> [What you have to do]: The expected output is the complete data, reproduced exactly.
** Extracted records follows **
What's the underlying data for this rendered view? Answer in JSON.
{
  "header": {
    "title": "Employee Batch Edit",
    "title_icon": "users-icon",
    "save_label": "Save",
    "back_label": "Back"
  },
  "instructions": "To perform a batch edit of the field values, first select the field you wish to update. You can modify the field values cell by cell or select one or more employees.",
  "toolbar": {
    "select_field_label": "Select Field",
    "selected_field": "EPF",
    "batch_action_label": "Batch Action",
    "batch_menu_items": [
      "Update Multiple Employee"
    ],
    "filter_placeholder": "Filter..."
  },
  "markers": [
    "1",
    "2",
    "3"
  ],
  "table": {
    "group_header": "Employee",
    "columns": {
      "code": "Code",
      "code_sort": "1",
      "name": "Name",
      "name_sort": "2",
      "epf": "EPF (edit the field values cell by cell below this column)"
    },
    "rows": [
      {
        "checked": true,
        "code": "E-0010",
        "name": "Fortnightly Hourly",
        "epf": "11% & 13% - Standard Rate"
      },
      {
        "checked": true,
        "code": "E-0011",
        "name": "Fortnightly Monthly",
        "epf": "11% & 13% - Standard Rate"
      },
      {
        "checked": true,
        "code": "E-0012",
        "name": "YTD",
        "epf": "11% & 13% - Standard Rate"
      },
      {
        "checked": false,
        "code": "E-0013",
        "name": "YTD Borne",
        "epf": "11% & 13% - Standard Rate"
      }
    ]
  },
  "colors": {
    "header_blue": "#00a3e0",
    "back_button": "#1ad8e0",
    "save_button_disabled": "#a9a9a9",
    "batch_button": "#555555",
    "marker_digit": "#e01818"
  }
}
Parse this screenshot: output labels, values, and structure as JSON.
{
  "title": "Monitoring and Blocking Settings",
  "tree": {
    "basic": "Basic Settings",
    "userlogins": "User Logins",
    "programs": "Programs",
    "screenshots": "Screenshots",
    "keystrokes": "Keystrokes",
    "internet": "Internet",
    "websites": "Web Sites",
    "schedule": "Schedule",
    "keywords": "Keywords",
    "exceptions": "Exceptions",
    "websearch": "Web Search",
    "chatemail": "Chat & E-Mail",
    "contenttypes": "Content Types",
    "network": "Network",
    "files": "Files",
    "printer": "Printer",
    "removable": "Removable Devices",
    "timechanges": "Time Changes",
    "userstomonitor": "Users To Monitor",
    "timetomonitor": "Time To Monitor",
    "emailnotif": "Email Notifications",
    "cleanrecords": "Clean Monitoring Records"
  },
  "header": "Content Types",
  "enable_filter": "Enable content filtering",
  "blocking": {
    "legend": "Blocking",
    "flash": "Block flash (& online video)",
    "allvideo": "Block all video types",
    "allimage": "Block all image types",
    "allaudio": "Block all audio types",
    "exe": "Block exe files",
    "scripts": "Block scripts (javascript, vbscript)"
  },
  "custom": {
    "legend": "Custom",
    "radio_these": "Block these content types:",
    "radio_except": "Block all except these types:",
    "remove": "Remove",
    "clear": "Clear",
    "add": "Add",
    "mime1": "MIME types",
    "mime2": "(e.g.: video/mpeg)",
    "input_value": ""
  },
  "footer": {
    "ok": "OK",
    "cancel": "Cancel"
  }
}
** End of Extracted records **
> [Solution for this exercise]:
What's the underlying data for this rendered view? Answer in JSON.
{
  "header": {
    "title": "Employee Batch Edit",
    "title_icon": "users-icon",
    "save_label": "Save",
    "back_label": "Back"
  },
  "instructions": "To perform a batch edit of the field values, first select the field you wish to update. You can modify the field values cell by cell or select one or more employees.",
  "toolbar": {
    "select_field_label": "Select Field",
    "selected_field": "EPF",
    "batch_action_label": "Batch Action",
    "batch_menu_items": [
      "Update Multiple Employee"
    ],
    "filter_placeholder": "Filter..."
  },
  "markers": [
    "1",
    "2",
    "3"
  ],
  "table": {
    "group_header": "Employee",
    "columns": {
      "code": "Code",
      "code_sort": "1",
      "name": "Name",
      "name_sort": "2",
      "epf": "EPF (edit the field values cell by cell below this column)"
    },
    "rows": [
      {
        "checked": true,
        "code": "E-0010",
        "name": "Fortnightly Hourly",
        "epf": "11% & 13% - Standard Rate"
      },
      {
        "checked": true,
        "code": "E-0011",
        "name": "Fortnightly Monthly",
        "epf": "11% & 13% - Standard Rate"
      },
      {
        "checked": true,
        "code": "E-0012",
        "name": "YTD",
        "epf": "11% & 13% - Standard Rate"
      },
      {
        "checked": false,
        "code": "E-0013",
        "name": "YTD Borne",
        "epf": "11% & 13% - Standard Rate"
      }
    ]
  },
  "colors": {
    "header_blue": "#00a3e0",
    "back_button": "#1ad8e0",
    "save_button_disabled": "#a9a9a9",
    "batch_button": "#555555",
    "marker_digit": "#e01818"
  }
}
Parse this screenshot: output labels, values, and structure as JSON.
{
  "title": "Monitoring and Blocking Settings",
  "tree": {
    "basic": "Basic Settings",
    "userlogins": "User Logins",
    "programs": "Programs",
    "screenshots": "Screenshots",
    "keystrokes": "Keystrokes",
    "internet": "Internet",
    "websites": "Web Sites",
    "schedule": "Schedule",
    "keywords": "Keywords",
    "exceptions": "Exceptions",
    "websearch": "Web Search",
    "chatemail": "Chat & E-Mail",
    "contenttypes": "Content Types",
    "network": "Network",
    "files": "Files",
    "printer": "Printer",
    "removable": "Removable Devices",
    "timechanges": "Time Changes",
    "userstomonitor": "Users To Monitor",
    "timetomonitor": "Time To Monitor",
    "emailnotif": "Email Notifications",
    "cleanrecords": "Clean Monitoring Records"
  },
  "header": "Content Types",
  "enable_filter": "Enable content filtering",
  "blocking": {
    "legend": "Blocking",
    "flash": "Block flash (& online video)",
    "allvideo": "Block all video types",
    "allimage": "Block all image types",
    "allaudio": "Block all audio types",
    "exe": "Block exe files",
    "scripts": "Block scripts (javascript, vbscript)"
  },
  "custom": {
    "legend": "Custom",
    "radio_these": "Block these content types:",
    "radio_except": "Block all except these types:",
    "remove": "Remove",
    "clear": "Clear",
    "add": "Add",
    "mime1": "MIME types",
    "mime2": "(e.g.: video/mpeg)",
    "input_value": ""
  },
  "footer": {
    "ok": "OK",
    "cancel": "Cancel"
  }
}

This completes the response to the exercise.